Metro’s Deputy Executive Officer of Service Planning and Scheduling Conan Cheung made nearly identical updates on service planning at the agency to the November 13th meeting of Southern California Transit Advocates and the November 17th meeting of Metro’s Citizens’ Advisory Council. Those who are unfamiliar with Metro’s practice of semi-annual service changes (known as “shake-ups”) should review the explanation in my Dec. 11, 2009 post “Metro Tweaks Schedule This Weekend. New Routes to Start on Monday”.
Here is an outline of Cheungs’ key remarks:
The recommendations of the Blue Ribbon Panel adopted by the Metro Board in July will guide a service restructuring effort that will occur over the three consecutive shake-ups of June 2011, Dec. 2011 and June 2012.
Among the goals of the changes will be better coordination of Metro service with that provided by municipal operators and
local return systems. There will be quarterly meetings with these providers and an inventory is being undertaken of when they have their shake-ups to facilitate aligning changes occurring to Metro services that connect with muni and local return lines .
Several pilot projects are in various stages of implementation to test the concept of cross-agency cooperation in corridors:
Metro’s Silver Line and Foothill’s Silver Streak have overlapping service along the El Monte busway between downtown Los Angeles and the El Monte Bus Station. Foothill’s fare policies allows discounts for seniors and disabled on the Silver Streak only during non-peak hours. These populations therefore switch in peak hours to riding Metro’s Silver Line contributing to an imbalance in use between the two services resulting in Silver Streaks operating with empty seats while the Silver Line is crowded. Metro hopes to integrate the fare of the two services, compensating Foothill for lost revenue resulting from aligning its peak hour fare policies regarding seniors and disabled to mirror Metro’s.
Currently, Metro has half its Silver Line service as truncated short lines running between El Monte and downtown Los Angeles due to the the difference in demand along the two busways it serves (El Monte and Harbor Freeway); Metro’s hope is the fare integration with Foothill will shift enough riders in peak hours to allow it to eliminate some of these short lines, trying to address some of the shortcomings of the busway linkage I previously pointed out.
Montebello’s line 10th along 3rd Street where it runs parallel to the east side Gold Line extension.
Improved service for the Glendale Metrolink/Amtrak station by Metro, Glendale Beeline and Burbank Transit.
The latter two are in the tentative stages of discussion relative to the discussion’s regarding the Silver Line and Silver Streak, but no timetable was offered for when any of the three efforts may bear fruit.
The second goal is to focus on having rail as the backbone of the regional system.
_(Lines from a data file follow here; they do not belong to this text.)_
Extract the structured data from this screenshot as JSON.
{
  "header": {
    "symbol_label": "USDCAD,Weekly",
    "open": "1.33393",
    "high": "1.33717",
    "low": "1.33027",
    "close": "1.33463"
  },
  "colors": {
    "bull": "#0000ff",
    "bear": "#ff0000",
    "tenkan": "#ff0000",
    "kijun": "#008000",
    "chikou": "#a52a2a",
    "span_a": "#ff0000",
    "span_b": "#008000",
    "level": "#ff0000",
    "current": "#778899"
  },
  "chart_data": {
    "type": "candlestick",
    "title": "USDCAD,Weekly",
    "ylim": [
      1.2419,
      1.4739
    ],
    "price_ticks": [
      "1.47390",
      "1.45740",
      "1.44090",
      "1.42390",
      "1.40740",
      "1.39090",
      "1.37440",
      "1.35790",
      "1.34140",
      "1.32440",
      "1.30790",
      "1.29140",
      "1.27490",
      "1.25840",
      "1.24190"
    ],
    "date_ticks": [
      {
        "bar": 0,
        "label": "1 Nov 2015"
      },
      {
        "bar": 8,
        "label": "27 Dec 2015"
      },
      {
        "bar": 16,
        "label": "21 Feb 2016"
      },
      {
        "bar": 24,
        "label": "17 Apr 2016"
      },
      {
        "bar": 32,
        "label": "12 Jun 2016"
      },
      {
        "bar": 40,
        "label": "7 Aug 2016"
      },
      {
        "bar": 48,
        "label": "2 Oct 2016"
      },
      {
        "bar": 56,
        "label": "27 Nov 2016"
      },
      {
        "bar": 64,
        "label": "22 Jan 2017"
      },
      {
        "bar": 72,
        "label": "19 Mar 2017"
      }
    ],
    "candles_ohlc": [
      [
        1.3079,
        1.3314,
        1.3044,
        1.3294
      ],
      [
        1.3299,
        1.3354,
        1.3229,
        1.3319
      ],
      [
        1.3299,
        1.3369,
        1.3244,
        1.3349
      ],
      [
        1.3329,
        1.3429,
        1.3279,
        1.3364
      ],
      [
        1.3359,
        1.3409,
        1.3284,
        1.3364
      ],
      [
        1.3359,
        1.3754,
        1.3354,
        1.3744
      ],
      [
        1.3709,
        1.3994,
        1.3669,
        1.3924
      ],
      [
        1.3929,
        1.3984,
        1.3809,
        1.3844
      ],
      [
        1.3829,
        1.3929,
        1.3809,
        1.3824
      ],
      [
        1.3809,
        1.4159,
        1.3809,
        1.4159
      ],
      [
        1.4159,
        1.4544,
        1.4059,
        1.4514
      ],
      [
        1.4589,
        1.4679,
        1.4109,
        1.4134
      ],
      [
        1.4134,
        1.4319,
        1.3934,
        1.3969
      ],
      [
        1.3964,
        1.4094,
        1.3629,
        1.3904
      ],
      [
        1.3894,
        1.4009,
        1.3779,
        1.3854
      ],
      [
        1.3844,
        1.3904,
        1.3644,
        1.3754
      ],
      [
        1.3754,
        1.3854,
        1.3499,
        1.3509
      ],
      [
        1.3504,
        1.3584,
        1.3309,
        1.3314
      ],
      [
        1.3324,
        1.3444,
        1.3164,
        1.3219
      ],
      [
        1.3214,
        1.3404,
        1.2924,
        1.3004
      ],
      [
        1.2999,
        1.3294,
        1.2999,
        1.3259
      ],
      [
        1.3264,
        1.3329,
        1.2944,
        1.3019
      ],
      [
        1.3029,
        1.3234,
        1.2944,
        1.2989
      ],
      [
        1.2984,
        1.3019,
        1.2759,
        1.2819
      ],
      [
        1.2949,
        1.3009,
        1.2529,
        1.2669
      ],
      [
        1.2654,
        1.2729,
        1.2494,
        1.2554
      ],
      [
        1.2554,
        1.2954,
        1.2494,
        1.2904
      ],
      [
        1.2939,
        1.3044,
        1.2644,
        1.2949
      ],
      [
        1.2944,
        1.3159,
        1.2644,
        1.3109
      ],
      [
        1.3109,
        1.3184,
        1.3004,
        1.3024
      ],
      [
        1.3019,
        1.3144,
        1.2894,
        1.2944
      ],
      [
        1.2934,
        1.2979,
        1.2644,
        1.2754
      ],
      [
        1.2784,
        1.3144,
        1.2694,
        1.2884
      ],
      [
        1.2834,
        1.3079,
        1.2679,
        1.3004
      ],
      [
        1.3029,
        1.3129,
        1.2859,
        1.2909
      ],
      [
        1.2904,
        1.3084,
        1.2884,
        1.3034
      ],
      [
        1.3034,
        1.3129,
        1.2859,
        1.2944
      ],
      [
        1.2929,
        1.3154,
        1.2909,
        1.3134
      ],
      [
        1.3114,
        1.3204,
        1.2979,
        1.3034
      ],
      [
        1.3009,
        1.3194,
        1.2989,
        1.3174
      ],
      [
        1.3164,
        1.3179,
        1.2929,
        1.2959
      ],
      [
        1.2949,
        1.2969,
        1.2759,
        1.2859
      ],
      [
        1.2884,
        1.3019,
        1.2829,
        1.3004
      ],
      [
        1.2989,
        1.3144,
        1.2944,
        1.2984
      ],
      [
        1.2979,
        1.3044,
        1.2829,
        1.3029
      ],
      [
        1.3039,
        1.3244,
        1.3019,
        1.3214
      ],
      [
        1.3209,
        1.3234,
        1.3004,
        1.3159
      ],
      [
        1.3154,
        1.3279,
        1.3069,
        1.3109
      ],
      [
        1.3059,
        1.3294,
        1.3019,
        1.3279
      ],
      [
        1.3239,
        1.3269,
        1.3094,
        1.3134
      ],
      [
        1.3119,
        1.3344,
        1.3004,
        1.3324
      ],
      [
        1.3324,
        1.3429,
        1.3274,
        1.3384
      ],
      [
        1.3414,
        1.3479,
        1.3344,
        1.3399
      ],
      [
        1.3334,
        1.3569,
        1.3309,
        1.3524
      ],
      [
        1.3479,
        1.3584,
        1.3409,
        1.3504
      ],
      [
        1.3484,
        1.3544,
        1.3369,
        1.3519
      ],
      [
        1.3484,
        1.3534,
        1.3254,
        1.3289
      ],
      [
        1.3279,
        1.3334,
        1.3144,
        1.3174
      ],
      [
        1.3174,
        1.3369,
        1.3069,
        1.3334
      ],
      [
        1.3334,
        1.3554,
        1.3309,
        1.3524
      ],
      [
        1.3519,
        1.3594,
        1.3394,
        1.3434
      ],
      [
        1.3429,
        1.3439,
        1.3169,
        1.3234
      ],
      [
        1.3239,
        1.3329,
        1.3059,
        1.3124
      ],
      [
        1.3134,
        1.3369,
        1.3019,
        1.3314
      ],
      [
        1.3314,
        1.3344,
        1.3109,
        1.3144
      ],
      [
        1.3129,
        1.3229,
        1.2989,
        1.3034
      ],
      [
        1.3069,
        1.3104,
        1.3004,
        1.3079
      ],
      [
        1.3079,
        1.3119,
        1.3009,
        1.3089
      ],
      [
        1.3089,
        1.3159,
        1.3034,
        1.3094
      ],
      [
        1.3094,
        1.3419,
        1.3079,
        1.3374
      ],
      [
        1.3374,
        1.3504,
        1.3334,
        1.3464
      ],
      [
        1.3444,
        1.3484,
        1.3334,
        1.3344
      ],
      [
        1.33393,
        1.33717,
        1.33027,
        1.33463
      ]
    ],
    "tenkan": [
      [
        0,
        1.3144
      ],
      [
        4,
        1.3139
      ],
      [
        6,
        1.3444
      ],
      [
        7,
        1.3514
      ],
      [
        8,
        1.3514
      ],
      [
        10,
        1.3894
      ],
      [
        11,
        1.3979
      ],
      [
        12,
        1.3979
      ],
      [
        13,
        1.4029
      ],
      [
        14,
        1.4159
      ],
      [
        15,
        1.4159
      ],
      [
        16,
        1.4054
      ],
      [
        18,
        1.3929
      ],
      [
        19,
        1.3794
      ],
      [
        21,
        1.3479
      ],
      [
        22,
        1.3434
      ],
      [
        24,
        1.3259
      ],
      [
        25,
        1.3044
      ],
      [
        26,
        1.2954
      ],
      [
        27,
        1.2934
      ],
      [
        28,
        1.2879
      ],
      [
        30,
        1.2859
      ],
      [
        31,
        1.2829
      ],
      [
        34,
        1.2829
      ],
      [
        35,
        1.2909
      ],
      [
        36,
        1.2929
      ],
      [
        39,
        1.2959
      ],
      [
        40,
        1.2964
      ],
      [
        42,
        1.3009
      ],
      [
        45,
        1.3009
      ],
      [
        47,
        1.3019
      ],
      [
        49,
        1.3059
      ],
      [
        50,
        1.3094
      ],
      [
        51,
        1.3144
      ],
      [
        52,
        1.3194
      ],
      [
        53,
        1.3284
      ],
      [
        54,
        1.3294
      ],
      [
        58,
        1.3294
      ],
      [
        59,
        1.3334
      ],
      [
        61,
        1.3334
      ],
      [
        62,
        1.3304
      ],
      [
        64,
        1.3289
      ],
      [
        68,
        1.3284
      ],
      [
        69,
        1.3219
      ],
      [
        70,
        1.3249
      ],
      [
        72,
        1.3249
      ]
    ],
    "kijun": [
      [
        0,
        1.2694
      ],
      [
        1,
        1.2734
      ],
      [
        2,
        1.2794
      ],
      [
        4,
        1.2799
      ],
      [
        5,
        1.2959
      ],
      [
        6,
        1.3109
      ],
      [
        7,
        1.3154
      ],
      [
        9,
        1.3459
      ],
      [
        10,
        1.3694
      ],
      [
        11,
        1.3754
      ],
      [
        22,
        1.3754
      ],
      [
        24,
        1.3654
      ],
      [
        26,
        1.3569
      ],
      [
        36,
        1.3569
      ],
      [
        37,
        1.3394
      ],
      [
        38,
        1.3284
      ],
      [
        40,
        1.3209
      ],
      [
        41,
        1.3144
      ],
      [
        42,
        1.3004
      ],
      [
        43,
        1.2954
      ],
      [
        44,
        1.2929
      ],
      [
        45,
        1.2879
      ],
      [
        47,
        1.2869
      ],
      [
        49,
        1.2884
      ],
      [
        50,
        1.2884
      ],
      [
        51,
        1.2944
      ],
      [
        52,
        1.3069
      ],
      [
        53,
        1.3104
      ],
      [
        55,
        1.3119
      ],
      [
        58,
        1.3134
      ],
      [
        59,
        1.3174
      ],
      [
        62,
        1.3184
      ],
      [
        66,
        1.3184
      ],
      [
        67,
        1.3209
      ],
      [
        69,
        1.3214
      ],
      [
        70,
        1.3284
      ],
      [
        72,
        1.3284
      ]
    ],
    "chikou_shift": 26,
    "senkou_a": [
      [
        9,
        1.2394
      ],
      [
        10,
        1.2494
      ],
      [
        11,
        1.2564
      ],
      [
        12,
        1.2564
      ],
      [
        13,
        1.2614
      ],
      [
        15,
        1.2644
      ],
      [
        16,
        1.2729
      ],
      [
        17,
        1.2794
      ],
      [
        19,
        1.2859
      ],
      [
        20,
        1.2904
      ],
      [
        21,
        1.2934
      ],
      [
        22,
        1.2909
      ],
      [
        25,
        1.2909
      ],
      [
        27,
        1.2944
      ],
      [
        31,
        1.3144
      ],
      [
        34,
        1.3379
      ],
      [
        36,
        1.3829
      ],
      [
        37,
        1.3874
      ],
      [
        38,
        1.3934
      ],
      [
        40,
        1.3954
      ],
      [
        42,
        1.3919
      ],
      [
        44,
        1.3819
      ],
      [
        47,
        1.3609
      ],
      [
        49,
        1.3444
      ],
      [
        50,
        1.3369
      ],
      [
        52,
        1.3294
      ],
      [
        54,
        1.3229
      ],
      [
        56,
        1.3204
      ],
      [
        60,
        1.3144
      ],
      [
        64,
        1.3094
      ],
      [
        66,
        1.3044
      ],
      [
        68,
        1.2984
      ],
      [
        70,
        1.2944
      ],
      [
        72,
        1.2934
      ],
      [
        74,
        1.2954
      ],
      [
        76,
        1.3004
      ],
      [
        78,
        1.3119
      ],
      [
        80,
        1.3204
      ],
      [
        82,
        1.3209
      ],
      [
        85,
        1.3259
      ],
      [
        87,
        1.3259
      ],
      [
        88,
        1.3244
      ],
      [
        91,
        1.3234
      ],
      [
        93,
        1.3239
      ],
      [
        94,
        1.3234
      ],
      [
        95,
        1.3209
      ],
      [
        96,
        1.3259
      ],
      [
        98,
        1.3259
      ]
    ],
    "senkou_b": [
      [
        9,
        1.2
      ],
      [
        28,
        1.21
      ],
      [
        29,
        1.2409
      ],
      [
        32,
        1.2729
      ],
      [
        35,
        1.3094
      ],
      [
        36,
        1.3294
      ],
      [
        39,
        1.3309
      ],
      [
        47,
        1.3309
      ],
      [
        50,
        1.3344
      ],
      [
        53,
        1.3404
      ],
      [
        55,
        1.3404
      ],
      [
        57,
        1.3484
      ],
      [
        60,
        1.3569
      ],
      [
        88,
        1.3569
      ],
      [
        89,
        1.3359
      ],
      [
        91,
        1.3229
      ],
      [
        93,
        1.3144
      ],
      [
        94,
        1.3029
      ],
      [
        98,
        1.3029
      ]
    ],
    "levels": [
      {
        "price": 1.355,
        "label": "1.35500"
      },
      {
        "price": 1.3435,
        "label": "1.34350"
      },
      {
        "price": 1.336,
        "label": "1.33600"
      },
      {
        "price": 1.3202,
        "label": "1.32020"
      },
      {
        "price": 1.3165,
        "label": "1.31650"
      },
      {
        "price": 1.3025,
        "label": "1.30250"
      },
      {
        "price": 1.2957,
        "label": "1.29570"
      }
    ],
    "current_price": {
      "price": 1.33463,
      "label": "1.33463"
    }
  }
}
The third is to simplify Metro’s network by eliminating short lines, branches, services that run on multiple streets (“L” shaped or doglegs). This includes if two services are running on parallel streets with each having weak performance consideration will be given to eliminating one of the routes to consolidate ridership into a single corridor but with more frequent service on that remaining line.
The fourth is to right size the rapid system, given ridership results after lines have operated for at least a year. This often means reassigning revenue service hours to the applicable local service. This process has already begun as part of the Dec. 12, 2010 service changes. Cheung noted elimination of poorly performing routes was a priority of the impending Dec. shake-up and that line cuts will not be the focus of the changes that constitute the next shake up in June 2011. Metro staff also plans to continue recent efforts to have local and rapid stops located together instead of separated near side/far side (at this point only 22% of rapid stops are separated).
The fifth goal is to implement the bus/rail interface plan for the Exposition light rail line Phase I whenever it opens (Cheung mentioned a tentative date of sometime in Sept. 2011 but wouldn’t vouch for how firm that is).
Some of the other initiatives to occur in the next 18 months:
Facilitate service quality improvement by retaining the same number of mechanics and transit operations supervisors even though service hours are being reduced in Dec. with the peak fleet reduced by 190 buses.
Evaluate service in the Wilshire corridor. Cheung claimed the Purple Line stub operating between Wilshire/Vermont and Wilshire/Western has a peak utilization of 11%.
Services that operate to downtown or through downtown run half full in the downtown segments; this has led to discussions of having some routes truncate and fewer run into downtown.
There is a desire to examine fare structure, including distance based versus time based. This may be a longer term project given the complexities.
It is hoped the soon to be implemented paper TAP will allow a return of the line continuation transfer (this would for example allow someone who accidentally got on a Rapid 720 that only runs to Westwood Blvd. to continue travel by transferring to a 720 running to Santa Monica without paying an additional fare).
One bit of news Cheung offered is the rapid version of Torrance Transit’s route 3 should begin operating in the next few months.